Pierce has 'moved on' from BOS-BK swap

EAST RUTHERFORD, N.J. -- Paul Pierce has moved on.

Pierce spent the first 15 years of his career with the Boston Celtics, but the 36-year-old veteran says he’s been over the initial shock of being traded to the Brooklyn Nets for a while now.

“I’ve already been past that a long time ago,” Pierce said Monday. “I’m a person that’s always been when it’s time to move on, you move on. You can ask any girlfriend I’ve ever had. That’s just the way it is. There’s no hard feelings. I’m here. This is where I’m at now, and you’ve gotta move on. You can’t mourn or put your head down. [You] just go to work.”

Pierce has had a tough time adjusting to his new team. In 15 games with the Nets, he’s averaging just 12.4 points on 36.8 percent shooting.

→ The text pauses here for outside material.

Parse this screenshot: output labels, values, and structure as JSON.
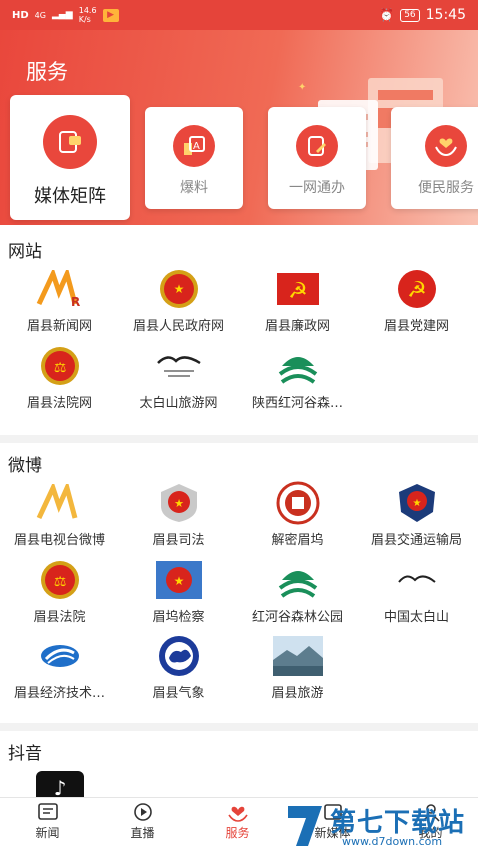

Pierce has missed the past four games due to a broken bone in his right hand. He thinks there’s a “good chance” he’ll play against his former team Tuesday night at Barclays Center, but he isn’t certain.

“I’ve had my ups and downs, but it’s not about me,” Pierce said. “It’s about getting this team healthy right now and trying to see if we can reach our potential.

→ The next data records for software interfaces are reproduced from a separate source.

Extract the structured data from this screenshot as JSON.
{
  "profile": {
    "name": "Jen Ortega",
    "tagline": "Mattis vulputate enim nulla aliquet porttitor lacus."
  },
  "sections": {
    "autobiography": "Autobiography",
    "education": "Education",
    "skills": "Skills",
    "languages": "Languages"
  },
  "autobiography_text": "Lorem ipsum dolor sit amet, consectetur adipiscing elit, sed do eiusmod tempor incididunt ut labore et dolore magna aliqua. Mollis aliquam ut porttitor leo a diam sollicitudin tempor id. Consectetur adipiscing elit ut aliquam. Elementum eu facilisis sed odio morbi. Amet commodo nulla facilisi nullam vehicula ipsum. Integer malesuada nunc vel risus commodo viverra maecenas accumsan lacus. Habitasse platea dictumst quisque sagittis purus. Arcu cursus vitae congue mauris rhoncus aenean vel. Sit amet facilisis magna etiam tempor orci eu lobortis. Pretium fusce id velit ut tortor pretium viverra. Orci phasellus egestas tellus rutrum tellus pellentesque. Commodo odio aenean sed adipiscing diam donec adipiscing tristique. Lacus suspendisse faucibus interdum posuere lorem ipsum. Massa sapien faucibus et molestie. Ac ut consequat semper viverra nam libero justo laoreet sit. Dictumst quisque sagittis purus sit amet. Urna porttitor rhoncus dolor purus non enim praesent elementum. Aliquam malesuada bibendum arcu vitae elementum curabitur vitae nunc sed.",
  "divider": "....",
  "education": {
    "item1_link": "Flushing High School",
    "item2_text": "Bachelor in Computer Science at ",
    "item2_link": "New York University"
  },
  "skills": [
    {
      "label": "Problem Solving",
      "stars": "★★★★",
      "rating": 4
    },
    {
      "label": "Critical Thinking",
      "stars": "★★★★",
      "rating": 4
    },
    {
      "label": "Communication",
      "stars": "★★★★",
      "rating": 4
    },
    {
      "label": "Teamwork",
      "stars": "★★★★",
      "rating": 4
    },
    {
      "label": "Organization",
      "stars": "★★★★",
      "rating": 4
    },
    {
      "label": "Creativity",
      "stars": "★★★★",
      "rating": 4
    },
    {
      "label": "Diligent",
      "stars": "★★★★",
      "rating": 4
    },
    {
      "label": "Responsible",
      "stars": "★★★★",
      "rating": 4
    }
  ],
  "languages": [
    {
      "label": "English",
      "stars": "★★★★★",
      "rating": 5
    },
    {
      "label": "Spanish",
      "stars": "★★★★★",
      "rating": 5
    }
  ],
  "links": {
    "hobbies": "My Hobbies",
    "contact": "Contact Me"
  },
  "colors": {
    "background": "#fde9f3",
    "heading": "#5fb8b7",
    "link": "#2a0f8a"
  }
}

“One of our goals before the season was to try and win a championship. Unfortunately, we didn’t get off to the best start, and I probably haven’t been playing the best basketball, due to some other minor injuries I’ve been dealing with. But I feel like as we continue to get healthy and guys come back and we get our chemistry, we’re gonna be there toward the end.”

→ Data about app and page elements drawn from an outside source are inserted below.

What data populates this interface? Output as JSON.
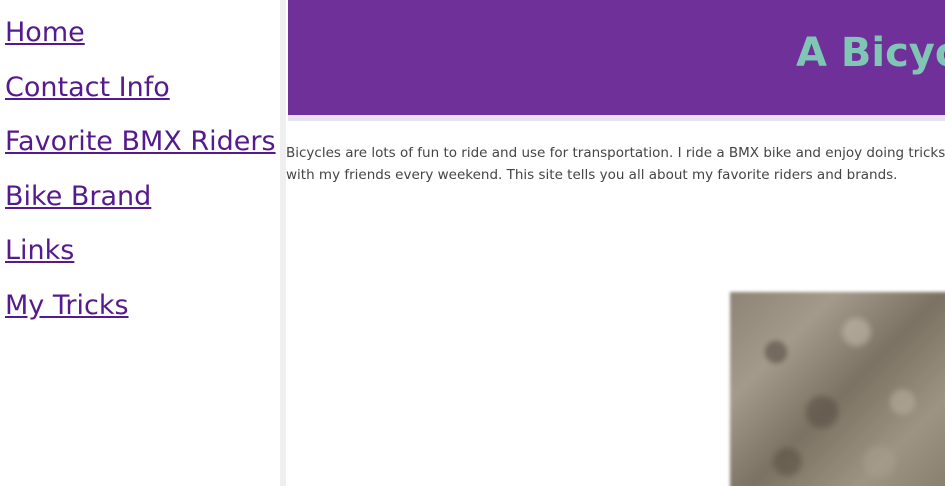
{
  "sidebar": {
    "items": [
      {
        "label": "Home"
      },
      {
        "label": "Contact Info"
      },
      {
        "label": "Favorite BMX Riders"
      },
      {
        "label": "Bike Brand"
      },
      {
        "label": "Links"
      },
      {
        "label": "My Tricks"
      }
    ]
  },
  "header": {
    "title": "A Bicycl"
  },
  "main": {
    "intro_lines": [
      "Bicycles are lots of fun to ride and use for transportation. I ride a BMX bike and enjoy doing tricks at the skate park",
      "with my friends every weekend. This site tells you all about my favorite riders and brands."
    ]
  },
  "colors": {
    "banner": "#70309a",
    "banner_title": "#7fc6b4",
    "link": "#551a8b"
  }
}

Pierce still thinks the Nets have the potential to be a championship team.

“It’s just putting it all together, developing chemistry, getting healthy and then seeing what we’ve got,” he said. “We’ve seen flashes of it at times, but it’s tough when you don’t know who’s going to be in the lineup and who’s going to be out. But injuries happen to every team and it’s something we have to deal with. But I’d like to see us when we get fully healthy and see what our potential can possibly be.”

Pierce will make his regular-season return to Boston on Jan. 26. He traveled there for Brooklyn’s preseason game, but he was not at the arena while the game was played.

“I think the emotions are already behind me,” Pierce said. “We played them in the preseason. We had our press conference. I probably won’t have any more emotions until I get back into the arena that I played in. But I’ve moved on, they’ve moved on, Doc [Rivers] has moved on, Ray Allen [has] moved on. So it is what it is.”

Just what the Doc ordered: Pierce says it’s just a “coincidence” that he is returning to perhaps face his former team and former coach this week. The Nets host Rivers’ Los Angeles Clippers on Thursday night.

Rivers will make his return to Boston the night before. Pierce expects Rivers to get a standing ovation from Celtics fans and would be “surprised” if he doesn’t.

The relationship between the fans and their former coach soured after Rivers left for a Western Conference contender and said he didn’t want to be part of Boston’s rebuilding process.

“I think he’ll get a standing ovation no doubt from what he’s been able to bring to the organization,” Pierce said. “How many years was he in Boston? Nine? Yeah. He was able to bring a championship (in 2007-08) and to almost bring another one. He should receive a standing ovation. Doc deserves an ovation from how he was able to change the culture of the organization.”